The overall goal of PROVE is to improve the prevention and management of chronic conditions by supporting Veterans and providers in making personalized healthcare decisions that take into account individual patient risk and preferences. Investigators will work to improve the appropriateness of care (e.g., decrease overuse and underuse), increase Veteran engagement in their healthcare, and enhance Veterans' experiences. Specific aims include implementing: 1) Patient-centered performance management systems that enhance appropriateness of care and incorporate shared decision-making; and 2) Personalized self-management programs that promote health and prevent disease.
Serious Mental Illness Treatment Resource and Evaluation Center (SMITREC)CCMR is co-located with the VA’s Serious Mental Illness Treatment Resource and Evaluation Center (SMITREC), a program evaluation center in the VA Office of Mental Health Operations, http://vaww.smitrec.va.gov. For more information please contact John McCarthy
Center for Bioethics and Social Sciences in Medicine (CBSSM)CBSSM is a multidisciplinary unit in the Medical School at the University of Michigan that partners with CCMR to integrate bioethics with key social science disciplines, bringing together in one entity research, education, policy work, and service.
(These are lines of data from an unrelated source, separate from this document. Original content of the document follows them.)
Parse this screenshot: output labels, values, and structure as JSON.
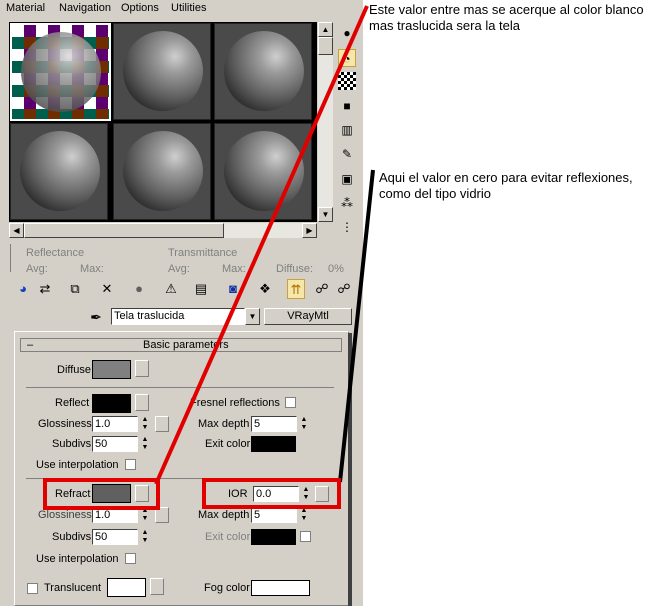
{
  "menu": [
    "Material",
    "Navigation",
    "Options",
    "Utilities"
  ],
  "preview": {
    "slots": [
      {
        "label": "slot-1",
        "kind": "glass-checker",
        "selected": true
      },
      {
        "label": "slot-2",
        "kind": "gray"
      },
      {
        "label": "slot-3",
        "kind": "gray"
      },
      {
        "label": "slot-4",
        "kind": "gray"
      },
      {
        "label": "slot-5",
        "kind": "gray"
      },
      {
        "label": "slot-6",
        "kind": "gray"
      }
    ]
  },
  "sidebar_icons": [
    "sample-type-sphere-icon",
    "backlight-icon",
    "background-checker-icon",
    "sample-uv-tiling-icon",
    "video-color-check-icon",
    "make-preview-icon",
    "options-icon",
    "select-by-material-icon",
    "material-map-navigator-icon"
  ],
  "stats": {
    "reflectance": "Reflectance",
    "transmittance": "Transmittance",
    "avg1": "Avg:",
    "max1": "Max:",
    "avg2": "Avg:",
    "max2": "Max:",
    "diffuse": "Diffuse:",
    "diffuse_value": "0%"
  },
  "toolbar_icons": [
    "get-material-icon",
    "put-to-scene-icon",
    "assign-to-selection-icon",
    "delete-icon",
    "make-unique-icon",
    "put-to-library-icon",
    "material-effects-channel-icon",
    "show-map-in-viewport-icon",
    "show-end-result-icon",
    "go-to-parent-icon",
    "go-forward-icon",
    "pick-material-icon"
  ],
  "material": {
    "name": "Tela traslucida",
    "type": "VRayMtl",
    "rollout": "Basic parameters"
  },
  "params": {
    "diffuse": "Diffuse",
    "reflect": "Reflect",
    "fresnel": "Fresnel reflections",
    "glossiness": "Glossiness",
    "gloss_value": "1.0",
    "max_depth": "Max depth",
    "max_depth_value": "5",
    "subdivs": "Subdivs",
    "subdivs_value": "50",
    "exit_color": "Exit color",
    "use_interp": "Use interpolation",
    "refract": "Refract",
    "ior": "IOR",
    "ior_value": "0.0",
    "gloss2": "Glossiness",
    "gloss2_value": "1.0",
    "max_depth2": "Max depth",
    "max_depth2_value": "5",
    "subdivs2": "Subdivs",
    "subdivs2_value": "50",
    "exit_color2": "Exit color",
    "use_interp2": "Use interpolation",
    "translucent": "Translucent",
    "fog_color": "Fog color"
  },
  "annotations": {
    "top": "Este valor entre mas se acerque al color blanco mas traslucida sera la tela",
    "middle": "Aqui el valor en cero para evitar reflexiones, como  del tipo vidrio"
  },
  "colors": {
    "panel": "#d4d0c8",
    "annotation_red": "#e00000",
    "diffuse_swatch": "#808080",
    "refract_swatch": "#606060"
  }
}
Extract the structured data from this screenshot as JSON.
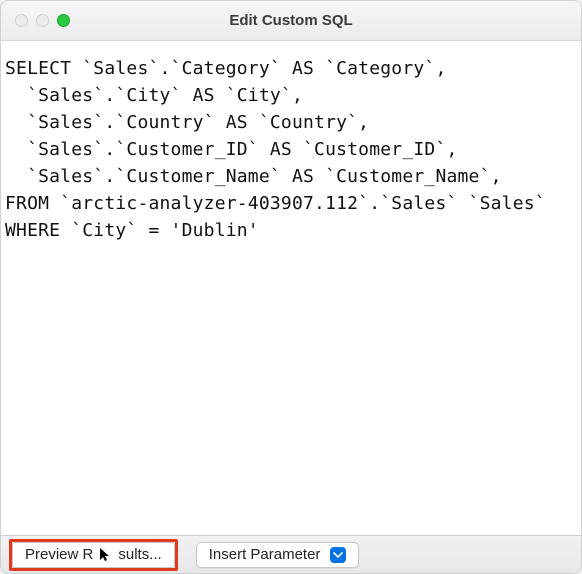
{
  "window": {
    "title": "Edit Custom SQL"
  },
  "sql": {
    "lines": [
      "SELECT `Sales`.`Category` AS `Category`,",
      "  `Sales`.`City` AS `City`,",
      "  `Sales`.`Country` AS `Country`,",
      "  `Sales`.`Customer_ID` AS `Customer_ID`,",
      "  `Sales`.`Customer_Name` AS `Customer_Name`,",
      "FROM `arctic-analyzer-403907.112`.`Sales` `Sales`",
      "WHERE `City` = 'Dublin'"
    ]
  },
  "toolbar": {
    "preview_prefix": "Preview R",
    "preview_suffix": "sults...",
    "insert_parameter_label": "Insert Parameter"
  },
  "icons": {
    "cursor": "cursor-arrow-icon",
    "dropdown": "chevron-down-icon"
  },
  "colors": {
    "highlight": "#e03a1e",
    "accent": "#0071e3",
    "traffic_green": "#28c840"
  }
}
CBSSM attracts scholars from across departmental and disciplinary boundaries and in so doing, provides fertile ground for new synergies. CBSSM is co-directed by Drs. Angela Fagerlin and Raymond De Vries. The Center's Web site can be found at cbssm.org/.*
VA/UM Patient Safety ProgramSanjay Saint, MD, directs the VA/UM Patient Safety Program, which was established with funds from AHRQ in 2001. The overall goal of the Program is to assemble interdisciplinary teams of investigators, and mentor junior clinician investigators, to conduct creative, high impact research in the following areas: (1) preventing hospital and nursing home adverse events; (2) enhancing patient safety in ambulatory care; (3) improving medical decision making by physicians and patients as an error reduction strategy; and (4) improving our understanding of the reliability and validity of error assessment. The Program's Web site can be found at psep.med.umich.edu.*
VA/UM Program on Quality Improvement for Complex Chronic Conditions (QUICCC)This program, established in May 2006, is directed by Dr. John Piette. QUICCC’s goal is to coordinate and advance our research projects to develop and evaluate novel interventions that improve the efficiency and quality of care for chronically ill VA and non-VA patients with an emphasis on identifying services that support effective primary care and patient self management. The program is also designed to provide a forum for developing VA investigators interested in interventional health services research and the resources those junior investigators need to develop ideas and secure funding for larger studies. The program’s Web site is: www.med.umich.edu/QUICCC/index.htm.*
* The Department of Veterans Affairs does not endorse and is not responsible for the content of these linked websites.